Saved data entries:
....

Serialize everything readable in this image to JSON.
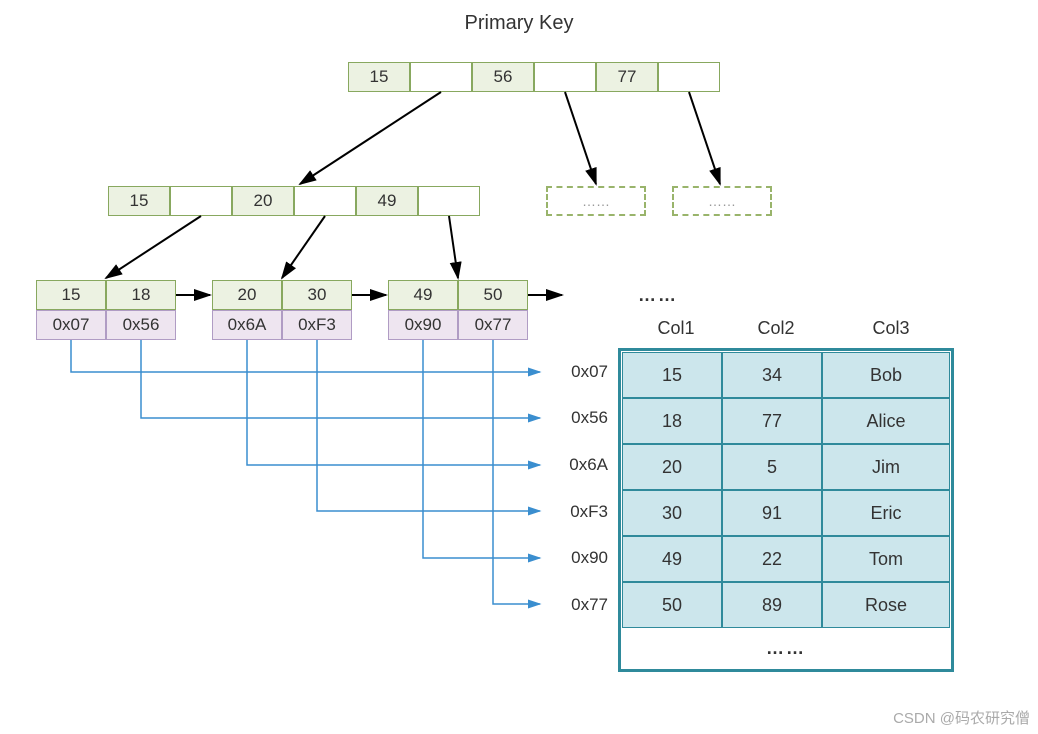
{
  "title": "Primary Key",
  "root": {
    "keys": [
      "15",
      "56",
      "77"
    ]
  },
  "internal": {
    "keys": [
      "15",
      "20",
      "49"
    ]
  },
  "leaves": [
    {
      "keys": [
        "15",
        "18"
      ],
      "addrs": [
        "0x07",
        "0x56"
      ]
    },
    {
      "keys": [
        "20",
        "30"
      ],
      "addrs": [
        "0x6A",
        "0xF3"
      ]
    },
    {
      "keys": [
        "49",
        "50"
      ],
      "addrs": [
        "0x90",
        "0x77"
      ]
    }
  ],
  "leaf_ellipsis": "……",
  "row_addrs": [
    "0x07",
    "0x56",
    "0x6A",
    "0xF3",
    "0x90",
    "0x77"
  ],
  "table": {
    "cols": [
      "Col1",
      "Col2",
      "Col3"
    ],
    "rows": [
      [
        "15",
        "34",
        "Bob"
      ],
      [
        "18",
        "77",
        "Alice"
      ],
      [
        "20",
        "5",
        "Jim"
      ],
      [
        "30",
        "91",
        "Eric"
      ],
      [
        "49",
        "22",
        "Tom"
      ],
      [
        "50",
        "89",
        "Rose"
      ]
    ],
    "ellipsis": "……"
  },
  "watermark": "CSDN @码农研究僧",
  "placeholder": "……"
}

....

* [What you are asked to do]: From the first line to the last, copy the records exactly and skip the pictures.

* [Finished task]:
Serialize everything readable in this image to JSON.
{
  "title": "Primary Key",
  "root": {
    "keys": [
      "15",
      "56",
      "77"
    ]
  },
  "internal": {
    "keys": [
      "15",
      "20",
      "49"
    ]
  },
  "leaves": [
    {
      "keys": [
        "15",
        "18"
      ],
      "addrs": [
        "0x07",
        "0x56"
      ]
    },
    {
      "keys": [
        "20",
        "30"
      ],
      "addrs": [
        "0x6A",
        "0xF3"
      ]
    },
    {
      "keys": [
        "49",
        "50"
      ],
      "addrs": [
        "0x90",
        "0x77"
      ]
    }
  ],
  "leaf_ellipsis": "……",
  "row_addrs": [
    "0x07",
    "0x56",
    "0x6A",
    "0xF3",
    "0x90",
    "0x77"
  ],
  "table": {
    "cols": [
      "Col1",
      "Col2",
      "Col3"
    ],
    "rows": [
      [
        "15",
        "34",
        "Bob"
      ],
      [
        "18",
        "77",
        "Alice"
      ],
      [
        "20",
        "5",
        "Jim"
      ],
      [
        "30",
        "91",
        "Eric"
      ],
      [
        "49",
        "22",
        "Tom"
      ],
      [
        "50",
        "89",
        "Rose"
      ]
    ],
    "ellipsis": "……"
  },
  "watermark": "CSDN @码农研究僧",
  "placeholder": "……"
}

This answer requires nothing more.